Gregory closes his fourth oration by analyzing the actual titles of the Son. While the being of God “cannot be expressed in words,” Gregory does believe it is possible to “sketch Him by His attributes, and so obtain a certain faint and feeble and partial idea concerning Him. Gregory’s catalogue of 15 divine names and attributes includes the following:
1 He Who Is, and God. Both are “the special names of His essence.
2 Father, Son and Holy Spirit. Within the Godhead itself, “the proper name of the unoriginate is ‘Father,” and that of the unoriginately begotten is ‘Son’, and that of the unbegottenly proceeding or going forth is ‘the Holy Spirit.’ More particularly, the Son is called “Son because He is identical with the Father in essence; and not only for this reason, but also because He is of Him.
3 Only Begotten.

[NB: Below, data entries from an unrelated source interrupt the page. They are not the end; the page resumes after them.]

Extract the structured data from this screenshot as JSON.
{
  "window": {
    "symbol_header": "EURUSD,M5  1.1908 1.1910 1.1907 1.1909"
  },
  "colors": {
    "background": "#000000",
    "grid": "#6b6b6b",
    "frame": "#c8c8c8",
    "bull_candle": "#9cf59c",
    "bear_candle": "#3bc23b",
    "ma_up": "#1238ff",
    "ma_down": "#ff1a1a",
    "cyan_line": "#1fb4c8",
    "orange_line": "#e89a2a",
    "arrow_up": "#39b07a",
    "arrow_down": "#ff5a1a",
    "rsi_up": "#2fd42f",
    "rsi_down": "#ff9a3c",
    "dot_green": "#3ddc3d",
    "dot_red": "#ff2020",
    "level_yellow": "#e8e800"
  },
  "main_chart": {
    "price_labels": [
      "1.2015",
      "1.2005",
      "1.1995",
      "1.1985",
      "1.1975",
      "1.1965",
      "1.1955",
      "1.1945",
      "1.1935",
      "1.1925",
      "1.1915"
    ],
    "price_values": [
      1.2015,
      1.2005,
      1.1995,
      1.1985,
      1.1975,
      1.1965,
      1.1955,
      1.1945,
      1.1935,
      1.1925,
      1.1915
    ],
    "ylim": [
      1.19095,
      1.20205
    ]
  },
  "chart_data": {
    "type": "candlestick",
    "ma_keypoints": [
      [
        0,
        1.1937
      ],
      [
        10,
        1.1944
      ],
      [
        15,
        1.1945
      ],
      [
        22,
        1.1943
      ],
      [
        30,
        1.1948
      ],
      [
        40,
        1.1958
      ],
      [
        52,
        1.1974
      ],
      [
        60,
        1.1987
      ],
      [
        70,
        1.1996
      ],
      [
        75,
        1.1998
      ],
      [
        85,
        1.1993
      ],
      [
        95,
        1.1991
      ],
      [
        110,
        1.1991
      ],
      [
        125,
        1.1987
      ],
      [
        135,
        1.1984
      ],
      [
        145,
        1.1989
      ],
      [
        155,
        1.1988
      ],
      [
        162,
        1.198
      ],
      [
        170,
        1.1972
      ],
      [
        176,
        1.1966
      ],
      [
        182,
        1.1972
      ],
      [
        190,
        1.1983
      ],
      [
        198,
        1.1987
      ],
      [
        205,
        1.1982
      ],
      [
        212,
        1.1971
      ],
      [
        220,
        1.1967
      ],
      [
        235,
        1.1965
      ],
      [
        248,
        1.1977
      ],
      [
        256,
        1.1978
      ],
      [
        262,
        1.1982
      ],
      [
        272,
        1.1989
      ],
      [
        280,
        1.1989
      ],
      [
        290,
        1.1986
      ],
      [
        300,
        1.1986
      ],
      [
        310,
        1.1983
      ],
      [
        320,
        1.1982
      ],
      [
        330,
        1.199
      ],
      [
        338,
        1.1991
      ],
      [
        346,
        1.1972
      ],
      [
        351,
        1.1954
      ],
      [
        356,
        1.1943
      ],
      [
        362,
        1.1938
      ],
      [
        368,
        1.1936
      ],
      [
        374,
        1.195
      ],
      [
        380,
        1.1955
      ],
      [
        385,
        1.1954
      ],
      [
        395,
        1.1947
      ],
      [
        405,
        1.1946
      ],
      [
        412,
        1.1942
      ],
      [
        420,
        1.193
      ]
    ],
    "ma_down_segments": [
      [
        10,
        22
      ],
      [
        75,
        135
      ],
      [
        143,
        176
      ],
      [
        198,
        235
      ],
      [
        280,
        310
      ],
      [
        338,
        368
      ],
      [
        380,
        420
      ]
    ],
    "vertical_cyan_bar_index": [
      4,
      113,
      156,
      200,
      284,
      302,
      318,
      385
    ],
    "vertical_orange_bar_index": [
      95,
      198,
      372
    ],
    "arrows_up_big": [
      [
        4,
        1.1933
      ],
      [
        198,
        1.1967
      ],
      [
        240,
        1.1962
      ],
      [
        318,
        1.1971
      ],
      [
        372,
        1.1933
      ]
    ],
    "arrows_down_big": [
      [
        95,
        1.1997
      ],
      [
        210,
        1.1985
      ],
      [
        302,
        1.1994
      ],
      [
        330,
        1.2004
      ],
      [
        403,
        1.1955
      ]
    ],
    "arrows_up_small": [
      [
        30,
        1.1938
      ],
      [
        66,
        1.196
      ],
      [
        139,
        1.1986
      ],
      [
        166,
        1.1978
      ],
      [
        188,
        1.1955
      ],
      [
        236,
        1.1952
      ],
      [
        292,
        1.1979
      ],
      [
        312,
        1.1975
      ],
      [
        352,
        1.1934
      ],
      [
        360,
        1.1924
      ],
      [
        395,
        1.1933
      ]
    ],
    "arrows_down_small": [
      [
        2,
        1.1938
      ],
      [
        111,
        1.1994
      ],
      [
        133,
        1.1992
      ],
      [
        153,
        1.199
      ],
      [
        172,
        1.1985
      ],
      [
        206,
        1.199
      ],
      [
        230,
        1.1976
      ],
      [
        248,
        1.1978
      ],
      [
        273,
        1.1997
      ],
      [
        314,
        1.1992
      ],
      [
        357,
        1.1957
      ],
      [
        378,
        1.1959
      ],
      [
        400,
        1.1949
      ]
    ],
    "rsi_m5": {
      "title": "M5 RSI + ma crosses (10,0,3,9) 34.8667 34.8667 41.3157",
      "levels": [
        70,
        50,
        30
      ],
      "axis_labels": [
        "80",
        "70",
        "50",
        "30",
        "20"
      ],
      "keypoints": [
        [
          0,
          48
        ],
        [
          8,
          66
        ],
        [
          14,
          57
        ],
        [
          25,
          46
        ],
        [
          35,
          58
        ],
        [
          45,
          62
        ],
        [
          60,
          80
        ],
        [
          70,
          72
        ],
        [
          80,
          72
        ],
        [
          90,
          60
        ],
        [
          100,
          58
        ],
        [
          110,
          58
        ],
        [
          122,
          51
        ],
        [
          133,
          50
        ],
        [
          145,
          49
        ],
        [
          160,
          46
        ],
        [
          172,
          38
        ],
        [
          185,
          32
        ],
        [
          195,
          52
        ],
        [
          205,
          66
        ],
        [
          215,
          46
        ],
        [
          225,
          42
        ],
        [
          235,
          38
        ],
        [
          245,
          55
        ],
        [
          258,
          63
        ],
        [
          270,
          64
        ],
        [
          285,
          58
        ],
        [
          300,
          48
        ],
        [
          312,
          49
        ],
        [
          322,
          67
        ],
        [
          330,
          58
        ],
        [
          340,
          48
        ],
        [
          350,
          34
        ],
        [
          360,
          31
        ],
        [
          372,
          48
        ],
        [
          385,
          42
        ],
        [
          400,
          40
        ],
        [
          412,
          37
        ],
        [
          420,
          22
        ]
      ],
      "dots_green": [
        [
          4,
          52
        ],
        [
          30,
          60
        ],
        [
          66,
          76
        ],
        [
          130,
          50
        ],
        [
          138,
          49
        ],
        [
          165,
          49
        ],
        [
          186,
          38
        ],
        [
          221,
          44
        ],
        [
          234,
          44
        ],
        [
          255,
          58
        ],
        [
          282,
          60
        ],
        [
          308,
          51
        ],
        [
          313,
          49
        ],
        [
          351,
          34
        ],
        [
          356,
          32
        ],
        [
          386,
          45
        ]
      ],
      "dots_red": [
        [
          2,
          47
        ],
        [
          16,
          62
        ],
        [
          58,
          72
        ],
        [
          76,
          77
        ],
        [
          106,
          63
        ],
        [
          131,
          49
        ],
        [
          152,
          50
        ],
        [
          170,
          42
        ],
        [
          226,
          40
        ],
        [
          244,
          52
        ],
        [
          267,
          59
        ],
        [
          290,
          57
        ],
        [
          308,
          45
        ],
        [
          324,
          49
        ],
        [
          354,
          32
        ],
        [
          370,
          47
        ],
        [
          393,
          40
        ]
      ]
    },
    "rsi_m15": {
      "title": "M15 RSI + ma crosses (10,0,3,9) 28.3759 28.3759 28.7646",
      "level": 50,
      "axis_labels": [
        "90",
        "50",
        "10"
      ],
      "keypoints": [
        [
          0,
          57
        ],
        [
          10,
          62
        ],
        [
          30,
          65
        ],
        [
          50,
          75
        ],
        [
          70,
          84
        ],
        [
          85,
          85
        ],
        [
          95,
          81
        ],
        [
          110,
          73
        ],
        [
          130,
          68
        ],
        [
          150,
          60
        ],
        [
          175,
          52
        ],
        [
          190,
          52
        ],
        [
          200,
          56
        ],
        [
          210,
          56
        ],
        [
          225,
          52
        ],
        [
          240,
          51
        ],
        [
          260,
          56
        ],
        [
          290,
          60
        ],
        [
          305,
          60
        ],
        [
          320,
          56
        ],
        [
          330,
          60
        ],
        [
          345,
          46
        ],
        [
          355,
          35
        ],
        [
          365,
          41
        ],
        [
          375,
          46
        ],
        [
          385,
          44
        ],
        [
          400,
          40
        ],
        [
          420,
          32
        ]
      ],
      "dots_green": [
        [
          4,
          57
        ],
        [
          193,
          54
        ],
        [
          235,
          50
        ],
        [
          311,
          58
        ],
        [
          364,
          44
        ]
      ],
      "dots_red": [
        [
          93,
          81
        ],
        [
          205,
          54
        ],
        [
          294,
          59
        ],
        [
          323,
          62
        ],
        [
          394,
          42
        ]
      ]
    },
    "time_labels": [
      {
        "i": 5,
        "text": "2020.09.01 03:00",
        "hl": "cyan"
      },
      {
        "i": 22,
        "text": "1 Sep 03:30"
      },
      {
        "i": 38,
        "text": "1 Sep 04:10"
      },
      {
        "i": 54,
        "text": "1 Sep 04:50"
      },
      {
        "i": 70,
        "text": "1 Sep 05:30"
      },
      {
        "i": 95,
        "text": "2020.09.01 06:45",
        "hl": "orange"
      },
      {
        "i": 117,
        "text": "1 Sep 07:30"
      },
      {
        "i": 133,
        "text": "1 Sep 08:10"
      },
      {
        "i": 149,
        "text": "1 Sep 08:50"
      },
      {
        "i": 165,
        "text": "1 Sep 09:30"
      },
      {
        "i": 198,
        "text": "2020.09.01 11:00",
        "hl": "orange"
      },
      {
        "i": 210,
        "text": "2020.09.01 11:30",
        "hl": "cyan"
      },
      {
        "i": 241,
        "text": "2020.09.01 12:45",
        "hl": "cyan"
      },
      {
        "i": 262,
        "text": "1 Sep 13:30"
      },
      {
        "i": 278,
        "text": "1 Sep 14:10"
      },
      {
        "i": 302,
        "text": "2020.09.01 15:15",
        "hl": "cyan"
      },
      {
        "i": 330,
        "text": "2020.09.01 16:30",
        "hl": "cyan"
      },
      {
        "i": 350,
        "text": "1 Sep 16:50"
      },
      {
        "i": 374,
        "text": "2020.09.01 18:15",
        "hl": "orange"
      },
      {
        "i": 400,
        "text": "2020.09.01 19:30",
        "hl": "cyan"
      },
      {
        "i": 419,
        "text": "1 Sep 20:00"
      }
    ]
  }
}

When the son is called Only Begotten, both His uniqueness as “the only Son” and “the manner of His Sonship” are in view. This is an incorporeal, eternal and timeless generation, one “not shared by bodies”
4 Word. The Son is called Word in relationship “to the Father as word to mind; not only on account of his passionless generation, but also because of the union, and of his declaratory function.” In a manner of speaking, the Son is the definition or “demonstration of the Father’s nature, as everything that is begotten is a silent word of Him that begot it.”
5 Wisdom. The Son is “the knowledge of things divine and human. For how is it possible that He who made all things should be ignorant of the reasons of what He has made?
I would only present the first five of Gregory’s 15 in this issue of the Bulletin since I would invite you to take time and “think about” each of these five. Each, I know, presents a challenge since they represent the mystery that is our God. All Three Sacred Persons have existed for all eternity. They exist separately but only comprise one Godhead. There is truly a dynamic relationship between the three of them. They each have a specific “role” or “function” to perform and each compliments and completes the other. When did Gregory live? In the fourth century – born in 329 CE. Think about this!